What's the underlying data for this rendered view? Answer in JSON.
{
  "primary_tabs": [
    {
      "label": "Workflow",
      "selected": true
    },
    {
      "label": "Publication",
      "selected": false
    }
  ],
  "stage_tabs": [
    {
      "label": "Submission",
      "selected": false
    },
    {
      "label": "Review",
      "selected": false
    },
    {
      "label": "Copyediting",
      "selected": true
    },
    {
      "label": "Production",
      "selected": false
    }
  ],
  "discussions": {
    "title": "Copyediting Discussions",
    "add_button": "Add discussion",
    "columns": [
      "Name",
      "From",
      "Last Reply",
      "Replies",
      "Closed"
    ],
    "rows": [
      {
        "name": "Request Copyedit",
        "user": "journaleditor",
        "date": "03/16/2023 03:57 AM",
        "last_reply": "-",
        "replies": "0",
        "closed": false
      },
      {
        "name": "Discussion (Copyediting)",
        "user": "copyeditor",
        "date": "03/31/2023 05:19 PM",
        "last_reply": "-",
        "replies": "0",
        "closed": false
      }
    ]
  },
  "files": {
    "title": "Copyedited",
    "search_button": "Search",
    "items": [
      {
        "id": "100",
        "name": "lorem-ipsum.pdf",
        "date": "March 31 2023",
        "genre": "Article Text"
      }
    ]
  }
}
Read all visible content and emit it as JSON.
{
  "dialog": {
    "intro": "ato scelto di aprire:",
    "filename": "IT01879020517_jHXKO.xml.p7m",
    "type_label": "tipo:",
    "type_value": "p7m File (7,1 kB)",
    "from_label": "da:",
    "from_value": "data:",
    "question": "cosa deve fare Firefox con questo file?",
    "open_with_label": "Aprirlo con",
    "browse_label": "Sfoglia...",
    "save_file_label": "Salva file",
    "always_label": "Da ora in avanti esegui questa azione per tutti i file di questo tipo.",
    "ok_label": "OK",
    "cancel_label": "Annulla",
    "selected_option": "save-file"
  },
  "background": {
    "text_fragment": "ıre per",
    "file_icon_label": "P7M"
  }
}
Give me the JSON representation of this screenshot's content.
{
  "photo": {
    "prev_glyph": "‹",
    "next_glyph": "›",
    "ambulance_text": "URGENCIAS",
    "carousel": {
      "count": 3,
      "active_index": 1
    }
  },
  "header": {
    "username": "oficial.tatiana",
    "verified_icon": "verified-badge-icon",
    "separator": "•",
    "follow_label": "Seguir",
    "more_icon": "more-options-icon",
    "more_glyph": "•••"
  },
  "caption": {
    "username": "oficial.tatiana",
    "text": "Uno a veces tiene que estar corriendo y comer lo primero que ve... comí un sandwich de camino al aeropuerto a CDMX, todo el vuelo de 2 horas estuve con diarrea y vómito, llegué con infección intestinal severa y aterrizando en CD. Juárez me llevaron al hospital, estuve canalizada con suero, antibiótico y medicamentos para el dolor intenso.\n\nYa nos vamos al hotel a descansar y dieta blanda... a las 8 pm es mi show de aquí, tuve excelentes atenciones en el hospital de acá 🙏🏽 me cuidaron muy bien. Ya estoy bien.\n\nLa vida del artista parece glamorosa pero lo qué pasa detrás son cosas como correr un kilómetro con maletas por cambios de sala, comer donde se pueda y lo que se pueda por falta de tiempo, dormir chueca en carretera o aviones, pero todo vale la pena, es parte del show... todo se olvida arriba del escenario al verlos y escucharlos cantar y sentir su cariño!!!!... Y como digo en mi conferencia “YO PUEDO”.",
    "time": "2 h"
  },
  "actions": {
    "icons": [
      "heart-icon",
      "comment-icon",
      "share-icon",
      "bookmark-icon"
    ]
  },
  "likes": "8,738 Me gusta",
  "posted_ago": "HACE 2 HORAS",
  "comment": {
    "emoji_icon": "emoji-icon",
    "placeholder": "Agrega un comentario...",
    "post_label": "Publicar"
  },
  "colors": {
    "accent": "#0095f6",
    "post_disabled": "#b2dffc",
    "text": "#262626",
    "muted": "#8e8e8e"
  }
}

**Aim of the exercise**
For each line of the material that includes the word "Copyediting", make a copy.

**Exercise answer**
      "label": "Copyediting",
    "title": "Copyediting Discussions",
        "name": "Discussion (Copyediting)",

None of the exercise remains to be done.